“They Were Purposefully Trying to Deceive Everyone”

As BP’s well gushed into the Gulf of Mexico last year, the question of exactly how much oil it was spewing was hotly contested. BP first estimated that only 1,000 barrels of oil were leaking from the well each day; only months later would a team of scientists organized by the federal government conclude that it was actually more like 53,000 barrels per day.

It wasn’t that BP couldn’t come up with a better figure even in the early days of the spill. In fact, in 2008 the company had touted its advanced technology for measuring flow rate. And in an interview with Project Gulf Impact posted today, Dr. Ira Leifer, a professor of chemical engineering at the University of California-Santa Barbara, explains how BP misled the scientists they tapped to produce flow rate estimates.

“The data we had was abdominable,” says Leifer, describing footage that they were supposed to use to estimate the flow rate as “worse than the quality you typically see on YouTube.” Rather than giving them the original footage of the spill site to evaluate, it appeared as if BP had taken a video of a computer monitor showing the actually footage and given them the blurry, jerky copy. “They were purposefully trying to deceive everyone,” says Leifer.

Here’s the full video:

THANK YOU.

We recently wrapped up the crowdfunding campaign for our ambitious Mother Jones Corruption Project, and it was a smashing success. About 10,364 readers pitched in with donations averaging $45, and together they contributed about $467,374 toward our $500,000 goal.

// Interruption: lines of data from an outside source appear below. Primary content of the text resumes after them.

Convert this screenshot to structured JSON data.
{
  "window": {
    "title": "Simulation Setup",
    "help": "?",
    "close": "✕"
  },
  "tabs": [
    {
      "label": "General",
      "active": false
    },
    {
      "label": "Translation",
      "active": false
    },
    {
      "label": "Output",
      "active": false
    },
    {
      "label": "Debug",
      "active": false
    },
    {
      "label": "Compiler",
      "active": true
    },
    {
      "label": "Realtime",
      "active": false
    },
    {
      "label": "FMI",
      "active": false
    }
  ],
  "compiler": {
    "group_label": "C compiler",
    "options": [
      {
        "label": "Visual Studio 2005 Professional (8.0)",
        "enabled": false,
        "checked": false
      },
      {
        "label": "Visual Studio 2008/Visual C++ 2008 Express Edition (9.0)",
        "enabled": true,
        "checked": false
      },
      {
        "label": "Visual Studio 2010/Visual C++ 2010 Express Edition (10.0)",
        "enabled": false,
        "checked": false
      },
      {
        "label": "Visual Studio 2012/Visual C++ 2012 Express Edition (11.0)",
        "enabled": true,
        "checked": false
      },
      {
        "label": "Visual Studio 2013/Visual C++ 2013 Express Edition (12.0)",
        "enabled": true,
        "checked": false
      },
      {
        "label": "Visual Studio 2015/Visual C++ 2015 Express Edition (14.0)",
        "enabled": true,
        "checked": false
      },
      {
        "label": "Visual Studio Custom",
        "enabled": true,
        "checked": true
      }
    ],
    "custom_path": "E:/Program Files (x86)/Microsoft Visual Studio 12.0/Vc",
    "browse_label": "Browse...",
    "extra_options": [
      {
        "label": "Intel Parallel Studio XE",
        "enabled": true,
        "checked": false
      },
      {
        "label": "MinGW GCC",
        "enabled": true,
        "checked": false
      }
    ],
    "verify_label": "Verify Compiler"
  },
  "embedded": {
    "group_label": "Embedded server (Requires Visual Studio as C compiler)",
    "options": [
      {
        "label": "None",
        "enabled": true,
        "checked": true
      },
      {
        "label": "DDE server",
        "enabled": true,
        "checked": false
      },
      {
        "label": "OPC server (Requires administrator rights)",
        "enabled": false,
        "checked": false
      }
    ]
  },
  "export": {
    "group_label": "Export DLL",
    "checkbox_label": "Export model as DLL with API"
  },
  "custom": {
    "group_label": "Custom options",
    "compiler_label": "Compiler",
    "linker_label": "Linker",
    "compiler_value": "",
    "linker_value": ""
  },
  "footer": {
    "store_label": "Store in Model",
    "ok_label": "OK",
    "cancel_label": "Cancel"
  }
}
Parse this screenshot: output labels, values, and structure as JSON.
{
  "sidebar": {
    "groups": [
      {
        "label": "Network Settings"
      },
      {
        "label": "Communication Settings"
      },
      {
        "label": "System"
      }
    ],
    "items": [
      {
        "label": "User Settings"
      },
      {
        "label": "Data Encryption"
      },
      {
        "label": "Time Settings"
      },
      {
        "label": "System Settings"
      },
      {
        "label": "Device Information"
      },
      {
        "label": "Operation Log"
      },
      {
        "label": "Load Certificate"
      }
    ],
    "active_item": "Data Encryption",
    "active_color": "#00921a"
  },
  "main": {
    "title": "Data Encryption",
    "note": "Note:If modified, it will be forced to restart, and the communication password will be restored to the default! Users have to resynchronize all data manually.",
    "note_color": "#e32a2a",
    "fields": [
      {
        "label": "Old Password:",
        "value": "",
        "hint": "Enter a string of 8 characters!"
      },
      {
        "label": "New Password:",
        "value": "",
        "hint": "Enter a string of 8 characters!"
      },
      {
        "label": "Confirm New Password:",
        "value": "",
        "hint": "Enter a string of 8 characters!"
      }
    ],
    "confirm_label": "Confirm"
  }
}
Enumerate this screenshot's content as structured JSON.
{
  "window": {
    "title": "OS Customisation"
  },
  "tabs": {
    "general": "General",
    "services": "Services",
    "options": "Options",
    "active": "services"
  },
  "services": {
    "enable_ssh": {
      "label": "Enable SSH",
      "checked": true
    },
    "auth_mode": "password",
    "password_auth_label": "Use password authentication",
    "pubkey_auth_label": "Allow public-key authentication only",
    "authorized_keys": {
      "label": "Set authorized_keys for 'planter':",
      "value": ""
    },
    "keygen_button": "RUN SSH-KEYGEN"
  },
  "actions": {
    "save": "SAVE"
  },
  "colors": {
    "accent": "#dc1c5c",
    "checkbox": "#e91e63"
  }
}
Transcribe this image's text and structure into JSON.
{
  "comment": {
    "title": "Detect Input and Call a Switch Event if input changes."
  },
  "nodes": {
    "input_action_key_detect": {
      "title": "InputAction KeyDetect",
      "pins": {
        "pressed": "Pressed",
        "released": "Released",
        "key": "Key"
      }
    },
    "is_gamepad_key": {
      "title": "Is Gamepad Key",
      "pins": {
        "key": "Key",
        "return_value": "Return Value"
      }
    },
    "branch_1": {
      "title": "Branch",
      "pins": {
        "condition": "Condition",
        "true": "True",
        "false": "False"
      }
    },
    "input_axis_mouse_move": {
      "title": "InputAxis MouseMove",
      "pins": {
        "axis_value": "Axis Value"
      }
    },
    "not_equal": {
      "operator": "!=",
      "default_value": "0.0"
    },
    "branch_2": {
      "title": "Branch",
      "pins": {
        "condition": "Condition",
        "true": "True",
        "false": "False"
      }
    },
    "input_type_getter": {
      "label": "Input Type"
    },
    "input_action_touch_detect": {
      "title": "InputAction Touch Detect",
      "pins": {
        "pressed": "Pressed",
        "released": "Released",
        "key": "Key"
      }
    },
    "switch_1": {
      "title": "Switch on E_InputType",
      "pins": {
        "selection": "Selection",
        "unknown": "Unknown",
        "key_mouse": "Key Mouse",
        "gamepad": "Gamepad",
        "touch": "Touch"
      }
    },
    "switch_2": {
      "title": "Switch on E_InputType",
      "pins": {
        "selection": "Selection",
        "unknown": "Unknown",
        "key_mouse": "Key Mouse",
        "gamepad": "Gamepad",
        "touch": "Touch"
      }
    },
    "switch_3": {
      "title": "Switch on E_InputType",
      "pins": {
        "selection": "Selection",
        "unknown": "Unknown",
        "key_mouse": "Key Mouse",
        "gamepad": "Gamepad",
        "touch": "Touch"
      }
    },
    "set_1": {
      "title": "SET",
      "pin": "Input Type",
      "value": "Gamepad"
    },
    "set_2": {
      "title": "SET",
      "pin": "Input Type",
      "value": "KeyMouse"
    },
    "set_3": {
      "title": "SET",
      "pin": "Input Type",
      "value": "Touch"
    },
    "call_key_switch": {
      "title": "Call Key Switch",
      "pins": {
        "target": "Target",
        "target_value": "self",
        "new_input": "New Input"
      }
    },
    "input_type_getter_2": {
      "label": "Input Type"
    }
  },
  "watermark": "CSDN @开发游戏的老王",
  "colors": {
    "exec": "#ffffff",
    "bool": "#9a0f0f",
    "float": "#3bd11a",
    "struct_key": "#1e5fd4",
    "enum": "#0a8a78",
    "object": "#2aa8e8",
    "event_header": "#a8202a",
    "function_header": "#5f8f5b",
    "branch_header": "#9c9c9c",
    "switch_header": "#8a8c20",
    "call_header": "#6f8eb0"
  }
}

That's amazing. We still have donations from letters we sent in the mail coming back to us, so we're on pace to hit—if not exceed—that goal. Thank you so much. We'll keep you posted here as the project ramps up, and you can join the hundreds of readers who have alerted us to corruption to dig into.

We Recommend

Latest

Sign up for our newsletters

Subscribe and we'll send Mother Jones straight to your inbox.

Get our award-winning magazine

Save big on a full year of investigations, ideas, and insights.

Subscribe

Support our journalism

Help Mother Jones' reporters dig deep with a tax-deductible donation.

Donate

Share your feedback: We’re planning to launch a new version of the comments section. Help us test it.